Most of the evidence for this indicator arises from US research but there is New Zealand evidence showing the importance of prior mathematics study for teachers, particularly when linked to pre-service preparation in pedagogy. The PISA results show the proportion of teachers in a school with university tertiary-level qualification, with a major in the respective subject domain taught, to be statistically significantly related to student achievement in mathematics, science and reading literacy at Year 11 level across countries. However, the NZ data did not show the effect to be significant for reading literacy. No analyses were included in the PISA data for mathematics and science by individual country.
US research has shown poorer results for students in secondary schools who have been taught by teachers who are not specifically qualified to teach in the curriculum area taught and thus teach 'out-of-field'. Accordingly, the critical indicator is at the student level rather than the teacher level. When human resource constraints or school time-tabling and organisational constraints lead to the assignment of teachers to out-of-field teaching, negative impacts on student achievement can follow.
How We Are Going
More than 15,000 teachers surveyed in the 2001 Teacher Census taught classes at Years 9 to 13. Sixty nine percent of these reported their highest non-teaching qualification as a Bachelor degree or higher. Yet a much lower proportion (about a quarter) reported this level of study in any subject that they currently teach.
Most teachers (63%) also taught more than one subject, with the overall average being two subjects (curricula areas) although the number of contact hours is not known.
Figure 1: Percentage of subjects at Years 9-13, by highest level of subject-specific study undertaken by teacher (2001)
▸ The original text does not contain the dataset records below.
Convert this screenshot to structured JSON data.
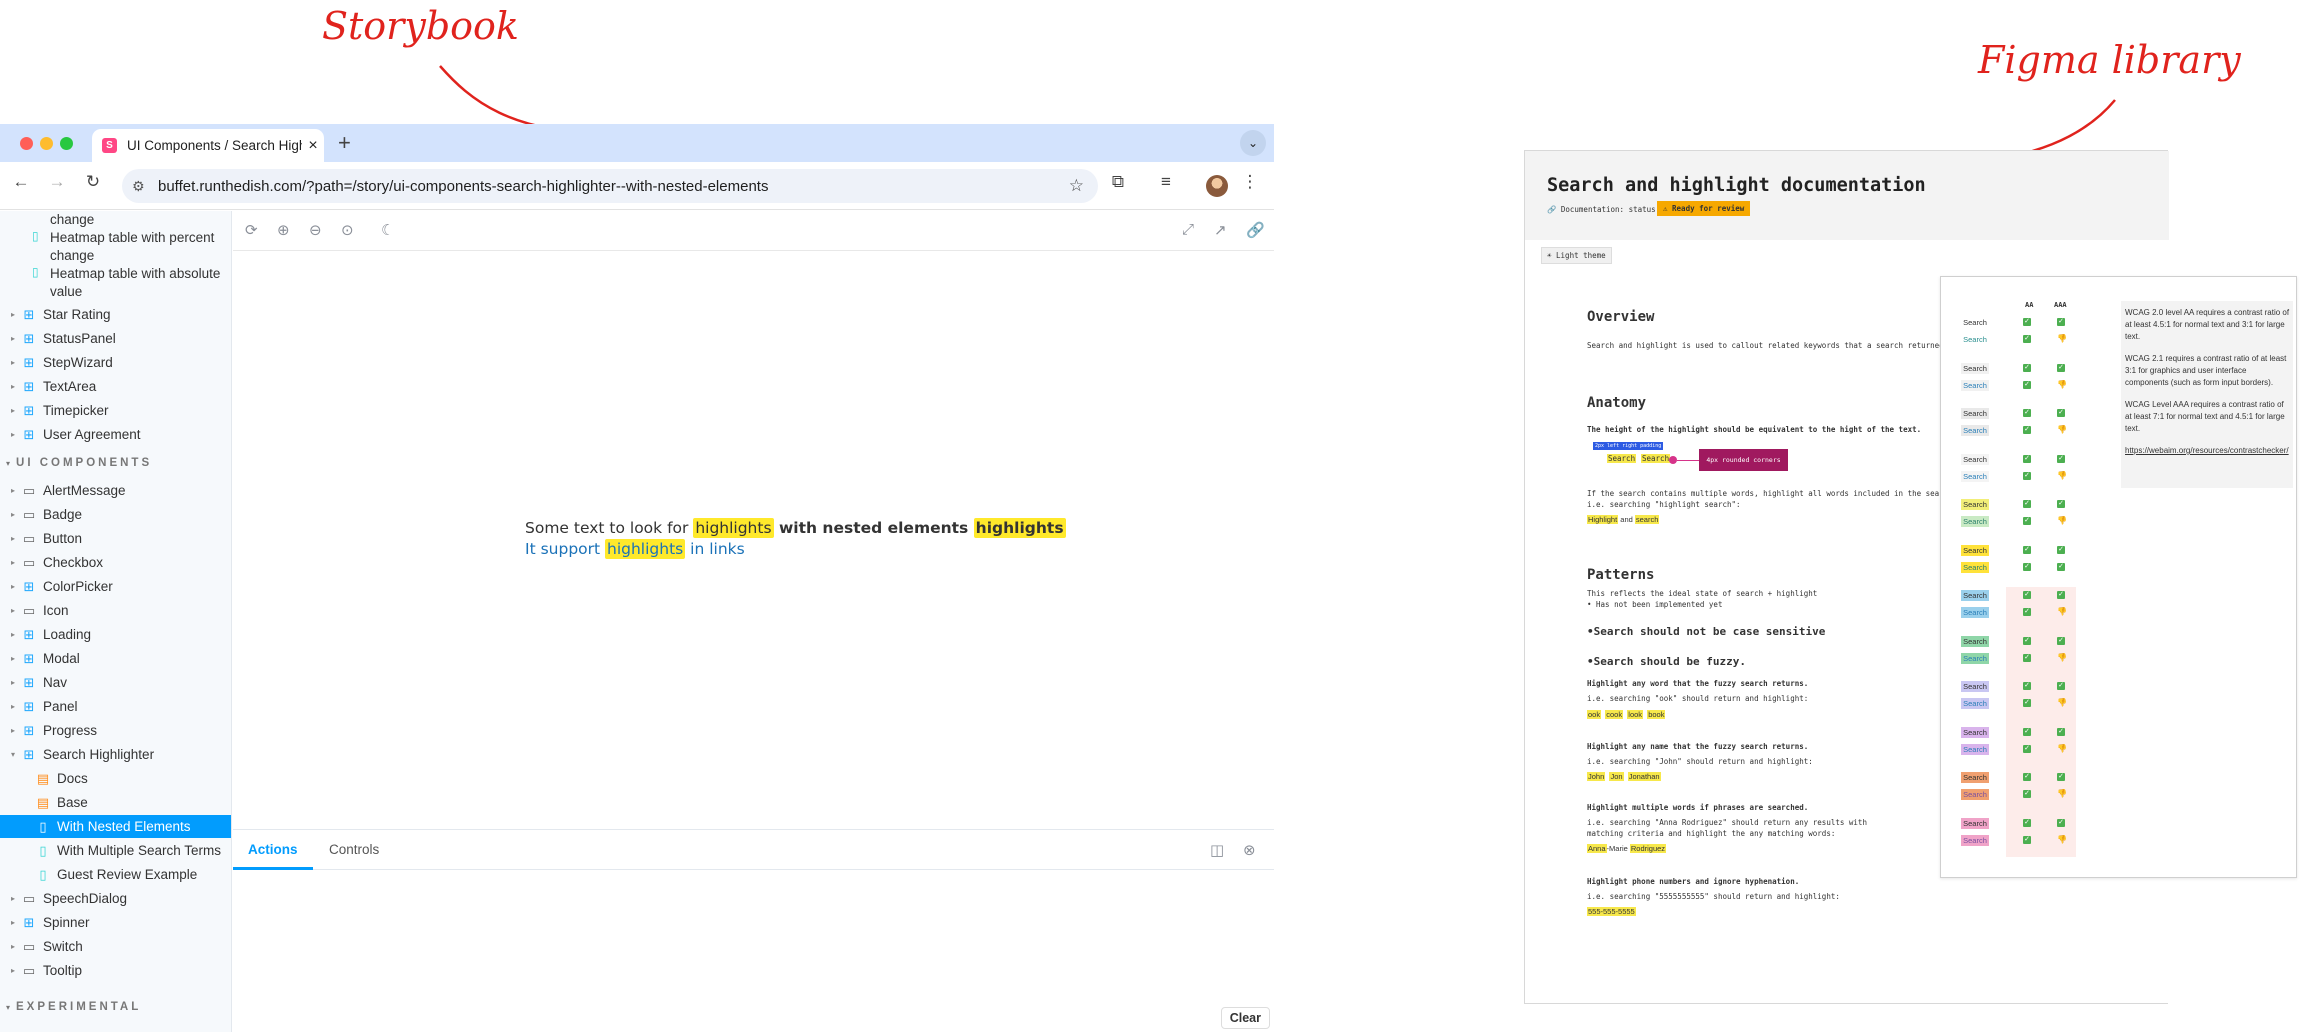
{
  "annotations": {
    "storybook": "Storybook",
    "figma": "Figma library"
  },
  "browser": {
    "tab_title": "UI Components / Search Highl",
    "tab_favicon": "S",
    "url": "buffet.runthedish.com/?path=/story/ui-components-search-highlighter--with-nested-elements"
  },
  "sidebar": {
    "top_items": [
      {
        "label": "change",
        "type": "continued"
      },
      {
        "label": "Heatmap table with percent change",
        "type": "story"
      },
      {
        "label": "Heatmap table with absolute value",
        "type": "story"
      }
    ],
    "components": [
      "Star Rating",
      "StatusPanel",
      "StepWizard",
      "TextArea",
      "Timepicker",
      "User Agreement"
    ],
    "section_ui": "UI COMPONENTS",
    "ui_items": [
      "AlertMessage",
      "Badge",
      "Button",
      "Checkbox",
      "ColorPicker",
      "Icon",
      "Loading",
      "Modal",
      "Nav",
      "Panel",
      "Progress",
      "Search Highlighter"
    ],
    "search_highlighter_children": [
      {
        "label": "Docs",
        "type": "doc"
      },
      {
        "label": "Base",
        "type": "doc"
      },
      {
        "label": "With Nested Elements",
        "type": "story",
        "selected": true
      },
      {
        "label": "With Multiple Search Terms",
        "type": "story"
      },
      {
        "label": "Guest Review Example",
        "type": "story"
      }
    ],
    "after_items": [
      "SpeechDialog",
      "Spinner",
      "Switch",
      "Tooltip"
    ],
    "section_experimental": "EXPERIMENTAL"
  },
  "preview": {
    "line1_a": "Some text to look for ",
    "line1_hl1": "highlights",
    "line1_b": " with nested elements ",
    "line1_hl2": "highlights",
    "line2_a": "It support ",
    "line2_hl": "highlights",
    "line2_b": " in links"
  },
  "addons": {
    "tabs": [
      "Actions",
      "Controls"
    ],
    "clear": "Clear"
  },
  "figma": {
    "title": "Search and highlight documentation",
    "status_label": "🔗 Documentation: status",
    "status_badge": "⚠ Ready for review",
    "theme_chip": "☀ Light theme",
    "overview_h": "Overview",
    "overview_p": "Search and highlight is used to callout related keywords that a search returned.",
    "anatomy_h": "Anatomy",
    "anatomy_p": "The height of the highlight should be equivalent to the hight of the text.",
    "anatomy_tag": "2px left right padding",
    "anatomy_search": "Search",
    "anatomy_corner": "4px rounded corners",
    "anatomy_p2": "If the search contains multiple words, highlight all words included in the search.",
    "anatomy_p3": "i.e. searching \"highlight search\":",
    "anatomy_hl1": "Highlight",
    "anatomy_and": " and ",
    "anatomy_hl2": "search",
    "patterns_h": "Patterns",
    "patterns_p1": "This reflects the ideal state of search + highlight",
    "patterns_p2": "• Has not been implemented yet",
    "rule1": "•Search should not be case sensitive",
    "rule2": "•Search should be fuzzy.",
    "fuzzy_p1": "Highlight any word that the fuzzy search returns.",
    "fuzzy_p2": "i.e. searching \"ook\" should return and highlight:",
    "fuzzy_words": [
      "ook",
      "cook",
      "look",
      "book"
    ],
    "name_p1": "Highlight any name that the fuzzy search returns.",
    "name_p2": "i.e. searching \"John\" should return and highlight:",
    "name_words": [
      "John",
      "Jon",
      "Jonathan"
    ],
    "multi_p1": "Highlight multiple words if phrases are searched.",
    "multi_p2": "i.e. searching \"Anna Rodriguez\" should return any results with",
    "multi_p3": "matching criteria and highlight the any matching words:",
    "multi_hl1": "Anna",
    "multi_mid": "-Marie ",
    "multi_hl2": "Rodriguez",
    "phone_p1": "Highlight phone numbers and ignore hyphenation.",
    "phone_p2": "i.e. searching \"5555555555\" should return and highlight:",
    "phone_hl": "555-555-5555",
    "check_headers": [
      "AA",
      "AAA"
    ],
    "swatch_label": "Search",
    "wcag_1": "WCAG 2.0 level AA requires a contrast ratio of at least 4.5:1 for normal text and 3:1 for large text.",
    "wcag_2": "WCAG 2.1 requires a contrast ratio of at least 3:1 for graphics and user interface components (such as form input borders).",
    "wcag_3": "WCAG Level AAA requires a contrast ratio of at least 7:1 for normal text and 4.5:1 for large text.",
    "wcag_link": "https://webaim.org/resources/contrastchecker/"
  }
}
In terms of all subjects taught, 15% were taught by teachers who had studied at third year university or post graduate level in that subject. The proportion in mathematics (33%) was higher than in any other learning area. The proportions in social science, English and science were also above average. Other learning areas (and selected language subjects shown) were at or below average on this measure.
The proportions for secondary and composite schools were very similar, and while the differences between schools in different decile groupings were also relatively small, low decile schools lagged slightly behind other schools.
When all subject-specific qualifications are taken into account, students in high decile schools appear to be taught by the highest qualified teachers. However, the best evidence gathered to date focuses on the link between teachers with third year university study in the subject being taught and student achievement.
Other findings include:
- Composite schools had the highest proportion of subjects taught by teachers with no subject-specific tertiary qualification
- Technology subjects were the most likely to be taught by teachers with Other Tertiary qualifications in the subject (includes national diploma, trade certificate and other non-university tertiary qualifications)
- Science subjects were the most likely to be taught by teachers with first or second year university study in the subject
- Māori medium subjects provided the highest proportion of non-responses to this question.
- Chamberlain, M., with Caygill, R. (2002). The School and Classroom Context for Year 9 Students' Mathematics and Science Achievement Wellington, Ministry of Education.
- U.S. Department of Education (2000). Monitoring School Quality: An Indicators Report. Washington D.C., National Center for Education Statistics.
- Garden, R., Wagemaker, H., & Mooney, C. (1987). Explaining mathematics achievement.
- In A. Binns, D. Carpenter, R. Elliffe, J. Irving, & N. McBride. (Eds.). Mathematics Achievement in New Zealand Secondary Schools. Wellington, Department of Education.
- Education Review Office (1999). Pre-employment Training for Teachers. Wellington, Education Review Office.